**Exercise goal:** Report every line below that has the string "Bitte" in it.

─── Exercise data ───

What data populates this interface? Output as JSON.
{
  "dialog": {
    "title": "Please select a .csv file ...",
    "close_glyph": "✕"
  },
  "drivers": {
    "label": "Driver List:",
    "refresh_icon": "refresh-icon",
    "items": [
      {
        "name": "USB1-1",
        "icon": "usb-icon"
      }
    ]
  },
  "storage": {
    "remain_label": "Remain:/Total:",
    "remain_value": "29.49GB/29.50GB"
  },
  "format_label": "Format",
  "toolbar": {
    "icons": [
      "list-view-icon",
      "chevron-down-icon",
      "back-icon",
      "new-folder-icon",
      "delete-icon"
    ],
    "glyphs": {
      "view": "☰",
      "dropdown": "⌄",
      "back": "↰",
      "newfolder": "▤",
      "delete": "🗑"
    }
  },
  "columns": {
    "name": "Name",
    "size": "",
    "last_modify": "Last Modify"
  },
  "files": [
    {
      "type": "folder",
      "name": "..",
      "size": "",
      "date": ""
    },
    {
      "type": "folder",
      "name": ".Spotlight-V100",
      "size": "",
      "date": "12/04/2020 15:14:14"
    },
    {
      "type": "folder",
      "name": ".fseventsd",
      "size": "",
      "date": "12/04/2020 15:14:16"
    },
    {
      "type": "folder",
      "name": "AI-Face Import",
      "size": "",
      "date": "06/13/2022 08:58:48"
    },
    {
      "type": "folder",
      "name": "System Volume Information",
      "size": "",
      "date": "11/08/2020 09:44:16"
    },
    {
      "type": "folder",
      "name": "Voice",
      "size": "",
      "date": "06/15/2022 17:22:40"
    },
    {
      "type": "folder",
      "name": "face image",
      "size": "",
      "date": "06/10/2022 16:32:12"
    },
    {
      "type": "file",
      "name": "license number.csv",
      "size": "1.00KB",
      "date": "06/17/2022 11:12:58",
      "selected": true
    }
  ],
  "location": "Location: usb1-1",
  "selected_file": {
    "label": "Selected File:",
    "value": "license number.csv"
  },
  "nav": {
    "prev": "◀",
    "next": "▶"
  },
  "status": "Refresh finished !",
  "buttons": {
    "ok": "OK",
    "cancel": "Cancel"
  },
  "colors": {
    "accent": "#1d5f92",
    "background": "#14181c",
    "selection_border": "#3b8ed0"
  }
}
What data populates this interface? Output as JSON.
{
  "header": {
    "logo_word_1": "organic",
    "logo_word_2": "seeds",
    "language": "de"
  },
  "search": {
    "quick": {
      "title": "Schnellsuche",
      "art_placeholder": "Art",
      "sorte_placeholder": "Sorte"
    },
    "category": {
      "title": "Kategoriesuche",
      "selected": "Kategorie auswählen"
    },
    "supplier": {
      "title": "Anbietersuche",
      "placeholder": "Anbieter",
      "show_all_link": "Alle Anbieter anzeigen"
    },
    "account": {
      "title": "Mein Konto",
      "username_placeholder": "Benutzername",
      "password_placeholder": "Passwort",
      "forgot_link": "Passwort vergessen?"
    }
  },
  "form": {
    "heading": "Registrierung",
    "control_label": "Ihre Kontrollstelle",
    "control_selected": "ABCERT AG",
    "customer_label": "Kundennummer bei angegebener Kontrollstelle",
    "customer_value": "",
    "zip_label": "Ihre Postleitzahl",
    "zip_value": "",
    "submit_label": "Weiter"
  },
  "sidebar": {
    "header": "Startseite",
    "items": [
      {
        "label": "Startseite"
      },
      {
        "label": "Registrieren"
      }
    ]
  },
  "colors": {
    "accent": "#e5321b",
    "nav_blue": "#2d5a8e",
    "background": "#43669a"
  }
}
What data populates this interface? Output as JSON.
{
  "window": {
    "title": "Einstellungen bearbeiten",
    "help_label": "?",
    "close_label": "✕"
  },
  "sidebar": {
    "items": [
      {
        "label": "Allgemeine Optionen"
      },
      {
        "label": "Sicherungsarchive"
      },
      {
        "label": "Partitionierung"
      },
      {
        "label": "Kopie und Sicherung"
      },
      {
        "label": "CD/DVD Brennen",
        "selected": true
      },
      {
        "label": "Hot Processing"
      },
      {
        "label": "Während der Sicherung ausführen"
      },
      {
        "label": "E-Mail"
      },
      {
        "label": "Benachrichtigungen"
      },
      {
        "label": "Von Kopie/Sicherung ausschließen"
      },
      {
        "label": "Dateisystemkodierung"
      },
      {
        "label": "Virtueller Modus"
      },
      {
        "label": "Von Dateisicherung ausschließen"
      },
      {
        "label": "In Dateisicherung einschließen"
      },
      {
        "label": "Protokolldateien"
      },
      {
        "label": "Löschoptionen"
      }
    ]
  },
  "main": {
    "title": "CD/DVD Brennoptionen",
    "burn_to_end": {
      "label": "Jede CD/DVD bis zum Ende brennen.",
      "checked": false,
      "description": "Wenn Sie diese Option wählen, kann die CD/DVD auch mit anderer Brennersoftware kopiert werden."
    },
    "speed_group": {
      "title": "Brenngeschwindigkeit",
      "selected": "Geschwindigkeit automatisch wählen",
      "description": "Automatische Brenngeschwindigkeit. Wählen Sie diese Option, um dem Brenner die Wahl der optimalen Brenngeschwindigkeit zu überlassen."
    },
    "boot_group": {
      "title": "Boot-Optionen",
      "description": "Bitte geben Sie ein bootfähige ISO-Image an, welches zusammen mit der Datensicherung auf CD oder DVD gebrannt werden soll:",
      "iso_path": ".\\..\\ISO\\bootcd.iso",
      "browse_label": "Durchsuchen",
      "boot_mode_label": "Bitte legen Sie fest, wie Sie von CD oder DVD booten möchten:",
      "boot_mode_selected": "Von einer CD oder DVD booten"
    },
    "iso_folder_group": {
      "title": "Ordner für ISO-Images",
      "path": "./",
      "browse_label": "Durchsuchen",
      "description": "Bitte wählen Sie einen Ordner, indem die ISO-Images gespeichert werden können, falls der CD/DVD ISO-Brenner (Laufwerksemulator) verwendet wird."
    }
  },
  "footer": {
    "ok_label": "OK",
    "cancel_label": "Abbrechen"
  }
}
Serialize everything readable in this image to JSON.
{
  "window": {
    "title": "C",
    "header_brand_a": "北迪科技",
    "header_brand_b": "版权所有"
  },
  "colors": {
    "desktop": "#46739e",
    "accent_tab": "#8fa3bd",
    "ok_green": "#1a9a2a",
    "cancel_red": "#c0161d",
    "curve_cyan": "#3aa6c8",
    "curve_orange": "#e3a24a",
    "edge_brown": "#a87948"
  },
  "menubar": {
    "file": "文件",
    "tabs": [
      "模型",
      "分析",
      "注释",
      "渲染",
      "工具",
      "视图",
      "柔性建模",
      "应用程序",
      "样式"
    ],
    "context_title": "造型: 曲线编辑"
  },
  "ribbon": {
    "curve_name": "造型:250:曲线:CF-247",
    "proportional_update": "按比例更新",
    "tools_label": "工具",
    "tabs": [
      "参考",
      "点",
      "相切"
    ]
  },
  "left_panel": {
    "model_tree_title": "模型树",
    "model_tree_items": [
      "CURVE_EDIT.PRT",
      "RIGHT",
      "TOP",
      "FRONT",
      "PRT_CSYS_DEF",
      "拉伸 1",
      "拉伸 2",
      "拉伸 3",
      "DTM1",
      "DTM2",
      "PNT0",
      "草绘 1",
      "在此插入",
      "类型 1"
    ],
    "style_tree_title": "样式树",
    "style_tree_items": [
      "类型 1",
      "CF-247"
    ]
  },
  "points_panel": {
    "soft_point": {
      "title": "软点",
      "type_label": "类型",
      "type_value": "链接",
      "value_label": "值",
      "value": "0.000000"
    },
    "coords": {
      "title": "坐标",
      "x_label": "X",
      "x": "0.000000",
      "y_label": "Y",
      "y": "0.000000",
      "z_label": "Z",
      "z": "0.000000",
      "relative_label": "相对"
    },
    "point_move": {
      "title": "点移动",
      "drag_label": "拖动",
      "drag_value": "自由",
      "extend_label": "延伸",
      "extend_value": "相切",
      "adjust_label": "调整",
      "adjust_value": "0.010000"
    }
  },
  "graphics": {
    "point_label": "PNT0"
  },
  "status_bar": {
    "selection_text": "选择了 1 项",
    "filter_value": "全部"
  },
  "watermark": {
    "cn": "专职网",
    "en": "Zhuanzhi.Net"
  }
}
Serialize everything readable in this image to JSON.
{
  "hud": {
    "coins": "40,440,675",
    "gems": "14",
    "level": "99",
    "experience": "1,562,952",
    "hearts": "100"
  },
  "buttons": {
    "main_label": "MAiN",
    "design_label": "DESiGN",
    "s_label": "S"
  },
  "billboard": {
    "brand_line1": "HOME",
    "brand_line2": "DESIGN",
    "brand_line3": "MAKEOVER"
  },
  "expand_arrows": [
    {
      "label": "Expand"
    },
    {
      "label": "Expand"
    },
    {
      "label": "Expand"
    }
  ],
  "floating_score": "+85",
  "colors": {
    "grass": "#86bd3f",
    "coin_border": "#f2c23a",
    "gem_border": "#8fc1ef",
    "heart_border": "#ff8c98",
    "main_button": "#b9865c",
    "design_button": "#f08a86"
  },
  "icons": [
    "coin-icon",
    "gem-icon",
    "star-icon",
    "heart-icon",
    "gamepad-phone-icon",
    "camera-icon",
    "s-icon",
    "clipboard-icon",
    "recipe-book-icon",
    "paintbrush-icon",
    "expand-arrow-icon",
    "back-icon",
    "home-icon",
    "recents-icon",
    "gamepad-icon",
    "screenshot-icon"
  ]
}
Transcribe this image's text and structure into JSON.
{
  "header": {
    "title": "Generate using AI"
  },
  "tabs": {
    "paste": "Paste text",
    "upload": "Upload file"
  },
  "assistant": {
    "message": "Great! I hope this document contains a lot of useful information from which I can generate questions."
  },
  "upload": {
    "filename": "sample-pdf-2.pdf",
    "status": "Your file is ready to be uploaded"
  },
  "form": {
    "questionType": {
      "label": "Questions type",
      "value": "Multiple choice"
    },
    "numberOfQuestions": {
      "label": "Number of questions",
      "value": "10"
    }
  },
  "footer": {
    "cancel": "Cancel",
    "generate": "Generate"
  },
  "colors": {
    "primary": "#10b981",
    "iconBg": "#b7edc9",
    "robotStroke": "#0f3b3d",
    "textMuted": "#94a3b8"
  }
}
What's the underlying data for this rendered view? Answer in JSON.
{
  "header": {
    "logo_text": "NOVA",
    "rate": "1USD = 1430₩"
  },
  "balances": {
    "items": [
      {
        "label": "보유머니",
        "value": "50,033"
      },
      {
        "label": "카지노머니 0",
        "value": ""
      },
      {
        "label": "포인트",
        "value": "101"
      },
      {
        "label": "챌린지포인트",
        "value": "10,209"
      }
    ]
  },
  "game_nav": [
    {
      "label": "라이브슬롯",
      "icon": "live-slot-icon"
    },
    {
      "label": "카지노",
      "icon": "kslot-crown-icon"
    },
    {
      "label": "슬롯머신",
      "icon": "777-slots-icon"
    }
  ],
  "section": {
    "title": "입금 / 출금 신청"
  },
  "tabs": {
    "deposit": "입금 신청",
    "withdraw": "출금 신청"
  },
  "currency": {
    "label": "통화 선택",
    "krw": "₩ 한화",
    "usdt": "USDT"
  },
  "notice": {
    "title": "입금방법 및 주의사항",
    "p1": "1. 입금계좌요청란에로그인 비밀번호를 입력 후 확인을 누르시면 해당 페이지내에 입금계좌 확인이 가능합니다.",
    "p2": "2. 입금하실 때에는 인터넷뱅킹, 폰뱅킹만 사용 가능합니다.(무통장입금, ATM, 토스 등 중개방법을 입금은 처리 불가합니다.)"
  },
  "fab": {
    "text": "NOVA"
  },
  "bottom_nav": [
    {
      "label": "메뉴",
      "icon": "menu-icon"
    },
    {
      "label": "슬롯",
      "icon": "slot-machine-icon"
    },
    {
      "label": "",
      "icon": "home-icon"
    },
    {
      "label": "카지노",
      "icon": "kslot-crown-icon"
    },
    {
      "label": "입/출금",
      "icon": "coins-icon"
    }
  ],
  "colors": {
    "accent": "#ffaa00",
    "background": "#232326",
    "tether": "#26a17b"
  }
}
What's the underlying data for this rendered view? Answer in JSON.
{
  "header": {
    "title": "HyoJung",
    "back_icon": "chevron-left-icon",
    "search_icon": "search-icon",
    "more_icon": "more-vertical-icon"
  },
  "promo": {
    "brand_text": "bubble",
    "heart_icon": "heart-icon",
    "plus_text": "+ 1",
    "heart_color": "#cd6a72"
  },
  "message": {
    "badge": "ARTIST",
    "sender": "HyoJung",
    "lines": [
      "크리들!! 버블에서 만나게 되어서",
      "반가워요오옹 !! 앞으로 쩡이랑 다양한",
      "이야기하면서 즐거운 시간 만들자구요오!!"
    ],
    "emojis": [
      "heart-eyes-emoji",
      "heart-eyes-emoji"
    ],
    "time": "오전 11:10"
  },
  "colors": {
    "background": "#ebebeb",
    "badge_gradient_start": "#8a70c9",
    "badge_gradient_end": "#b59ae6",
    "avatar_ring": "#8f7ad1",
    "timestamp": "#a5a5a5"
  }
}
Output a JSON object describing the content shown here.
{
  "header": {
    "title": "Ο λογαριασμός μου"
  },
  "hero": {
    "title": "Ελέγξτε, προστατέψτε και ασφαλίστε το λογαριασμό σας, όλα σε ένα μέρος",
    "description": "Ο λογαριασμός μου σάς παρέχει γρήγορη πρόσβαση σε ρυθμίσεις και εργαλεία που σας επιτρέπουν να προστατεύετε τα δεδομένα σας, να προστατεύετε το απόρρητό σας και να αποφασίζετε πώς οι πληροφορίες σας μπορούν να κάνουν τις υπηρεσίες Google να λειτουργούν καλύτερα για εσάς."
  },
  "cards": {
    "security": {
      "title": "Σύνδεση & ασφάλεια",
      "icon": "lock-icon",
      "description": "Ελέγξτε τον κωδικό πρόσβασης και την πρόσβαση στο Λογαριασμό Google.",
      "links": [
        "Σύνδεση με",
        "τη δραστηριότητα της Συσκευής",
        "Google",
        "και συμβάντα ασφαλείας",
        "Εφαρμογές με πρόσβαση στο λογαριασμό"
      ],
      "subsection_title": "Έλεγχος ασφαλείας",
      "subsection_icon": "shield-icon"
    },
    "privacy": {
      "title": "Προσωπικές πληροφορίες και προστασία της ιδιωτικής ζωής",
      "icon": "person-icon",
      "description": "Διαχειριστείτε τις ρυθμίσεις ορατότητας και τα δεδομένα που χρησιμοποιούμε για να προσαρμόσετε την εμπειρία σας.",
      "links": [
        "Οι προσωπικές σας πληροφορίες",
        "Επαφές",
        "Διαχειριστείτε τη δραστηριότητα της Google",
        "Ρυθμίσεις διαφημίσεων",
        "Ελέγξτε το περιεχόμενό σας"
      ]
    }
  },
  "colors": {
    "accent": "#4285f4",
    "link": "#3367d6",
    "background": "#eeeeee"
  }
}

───

**Response area:**
      "description": "Bitte geben Sie ein bootfähige ISO-Image an, welches zusammen mit der Datensicherung auf CD oder DVD gebrannt werden soll:",
      "boot_mode_label": "Bitte legen Sie fest, wie Sie von CD oder DVD booten möchten:",
      "description": "Bitte wählen Sie einen Ordner, indem die ISO-Images gespeichert werden können, falls der CD/DVD ISO-Brenner (Laufwerksemulator) verwendet wird."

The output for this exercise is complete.